Chapter 53. Spin-offs

While we continued to push the envelope with these kinds of software innovations, Rick also continued to try to find the right business model. PW had started a number of software initiatives in the early 90’s including Activa II, an activity-based costing, budgeting and management software package, and Array, a COBOL system analysis tool, to build products, and at the end of the decade only SAFR was still around. Some had been sold, like Activa to Oracle, and the others had folded. Our sales experience showed PW did not have a software brand. Based upon the close connection with the mainframe, Rick decided to see if IBM was interested in buying the software. In the fall of 1999 after a couple of meetings they said no.

Next, having gained an inside look at the software, Troy Deck at Wingspan decided to take a shot at purchasing it. Troy worked very hard to raise capital, but couldn’t raise the required funds, the amount of which seemed to me to inflate dramatically when ever someone showed up with a wallet. Raising significant capital was nearly impossible as well because PwC was an auditing firm. They couldn’t engage in any type of investment activity with any audit client or anyone that invested in audit clients. With the size of PwC and the interconnected nature of capital, it probably seemed to Troy that only two little old ladies in Iowa qualified to provide funding and they weren’t interested. Having successfully helped to build the new user interface and assisted in porting SAFR to client server, Troy finally gave up early in 2001.1.

Somewhere in 2001 Rick got connected with Bob Beech and Digineer. The end of November they wanted to meet an existing customer to kick the tires so to say, so I hosted some of the employees at the Insurance Company. A joint venture was signed between PwC and Digineer in January 2002. The chip manufacturer was to provide some level of funding; the idea was to create a SAFR product that could work on a specially designed computer box. I remember Bob describing the self contained event repository with SAFR’s ability to get through it quickly as a Hubble telescope beneath an employee’s desk.

Soon thereafter I was invited by Bob to join Rick on a trip to Cincinnati, the company headquarters. The next day a coworker joined Bob and me to visit a professor at Vanderbilt University, a leading authority on Medical Informatics. Digineer’s roots were in informatics and Bob wanted to validate that SAFR could be applied to the medical field.

It was exciting to have someone interested in the tool we had built, attempting to articulate its value, and to apply it to new subject areas. Yet launching a new business in the wake of the Internet bust was a difficult proposition to float; within a few months Digineer went out of business.2


In December of 2001 Enron failed, the largest US bankruptcy ever. The conflict within Arthur Anderson between auditing and consulting was partially blamed. I remember being amazed at the newspaper coverage in January when my business and even my firm were mentioned daily on the front page. The result was a set of new regulations that auditors could not consult with audit clients. Fear swept the PwC client base; the impact of the economy already weakened by the Internet bust and September 11th now started to hit very close to home.

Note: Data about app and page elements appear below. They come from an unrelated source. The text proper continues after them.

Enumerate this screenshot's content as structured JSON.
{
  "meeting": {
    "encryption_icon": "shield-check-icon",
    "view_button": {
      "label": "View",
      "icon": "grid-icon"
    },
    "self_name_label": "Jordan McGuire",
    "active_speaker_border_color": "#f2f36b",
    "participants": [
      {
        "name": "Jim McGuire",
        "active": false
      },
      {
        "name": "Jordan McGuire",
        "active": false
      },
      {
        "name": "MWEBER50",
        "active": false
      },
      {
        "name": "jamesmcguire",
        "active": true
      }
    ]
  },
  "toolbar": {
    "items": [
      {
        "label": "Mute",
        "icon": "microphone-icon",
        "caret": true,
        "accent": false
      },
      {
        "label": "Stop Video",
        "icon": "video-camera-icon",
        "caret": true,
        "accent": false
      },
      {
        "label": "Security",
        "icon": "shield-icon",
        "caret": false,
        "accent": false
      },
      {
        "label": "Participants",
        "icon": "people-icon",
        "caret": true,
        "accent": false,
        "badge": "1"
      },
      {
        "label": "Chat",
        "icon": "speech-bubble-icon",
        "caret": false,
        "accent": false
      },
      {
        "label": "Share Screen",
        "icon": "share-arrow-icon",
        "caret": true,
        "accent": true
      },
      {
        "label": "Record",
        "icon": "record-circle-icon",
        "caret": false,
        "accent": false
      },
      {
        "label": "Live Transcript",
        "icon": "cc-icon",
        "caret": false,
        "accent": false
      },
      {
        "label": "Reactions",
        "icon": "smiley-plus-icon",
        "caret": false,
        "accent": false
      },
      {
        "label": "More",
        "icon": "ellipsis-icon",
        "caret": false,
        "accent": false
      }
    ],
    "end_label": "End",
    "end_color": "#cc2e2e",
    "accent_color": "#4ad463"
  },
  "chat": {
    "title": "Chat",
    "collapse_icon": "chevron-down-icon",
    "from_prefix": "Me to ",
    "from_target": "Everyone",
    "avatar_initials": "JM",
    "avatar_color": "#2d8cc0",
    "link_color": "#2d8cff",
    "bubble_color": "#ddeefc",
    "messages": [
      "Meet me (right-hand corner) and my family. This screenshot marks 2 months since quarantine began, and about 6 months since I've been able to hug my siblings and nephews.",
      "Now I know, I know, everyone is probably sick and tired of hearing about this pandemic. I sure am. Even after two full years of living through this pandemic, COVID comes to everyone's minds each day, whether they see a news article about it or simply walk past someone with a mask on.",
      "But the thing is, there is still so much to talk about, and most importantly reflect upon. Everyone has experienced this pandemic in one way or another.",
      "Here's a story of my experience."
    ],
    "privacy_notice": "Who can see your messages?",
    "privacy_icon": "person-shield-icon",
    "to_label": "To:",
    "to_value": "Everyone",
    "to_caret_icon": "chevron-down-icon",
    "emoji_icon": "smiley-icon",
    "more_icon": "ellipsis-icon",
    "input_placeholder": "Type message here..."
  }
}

PwC had considered selling the consulting division to HP for $19 billion, a year and a half earlier. Now with each passing day the value of the business dropped precipitously. It was a burning platform. Something had to be done immediately to avoid the same fate as Arthur Anderson. Leadership determined to spin off the consulting business through an IPO.3 Even though PwC was an accounting firm, with experts at implementing every conceivable system, its own internal systems were woefully neglected. Because they weren’t a public company, they had almost no external demands for investing in the systems. Suddenly the need for internal systems became critical.

As I drove to the airport when I left Digineer the afternoon of February 8th, 2002, Rick asked the team to join a conference call. He explained that he had been charged with building a reporting system to show PwC’s revenue and costs by industry, a key aspect to understanding its business in preparation for the IPO S-1 filing. He recited a number of aspects of the problem that he was not responsible for with a certain sense of relief. The deadline was now July 1st. The S-1 had to be filed even earlier, so our team had even less time.

The race was on. We were to be tested to see how quickly we could build a reporting system using the concepts of a business event based architecture.

1 The Wingspan web site notes: “Mr. Deck led the successful development effort to extend GENEVA technology to client-server.”  Troy and Wingspan went on to develop a successful business and products supporting content management.
2 Bob went on to become a successful CEO of another life sciences company which was successfully purchased by a leading company in the space. He continued as the Senior Vice President, Corporate Development & Communications after the purchase.
3 We later learned they had chosen the name of the company to be “Monday.” I remember everyone trying to reconcile themselves to the name and a great deal of relief when it didn’t happen.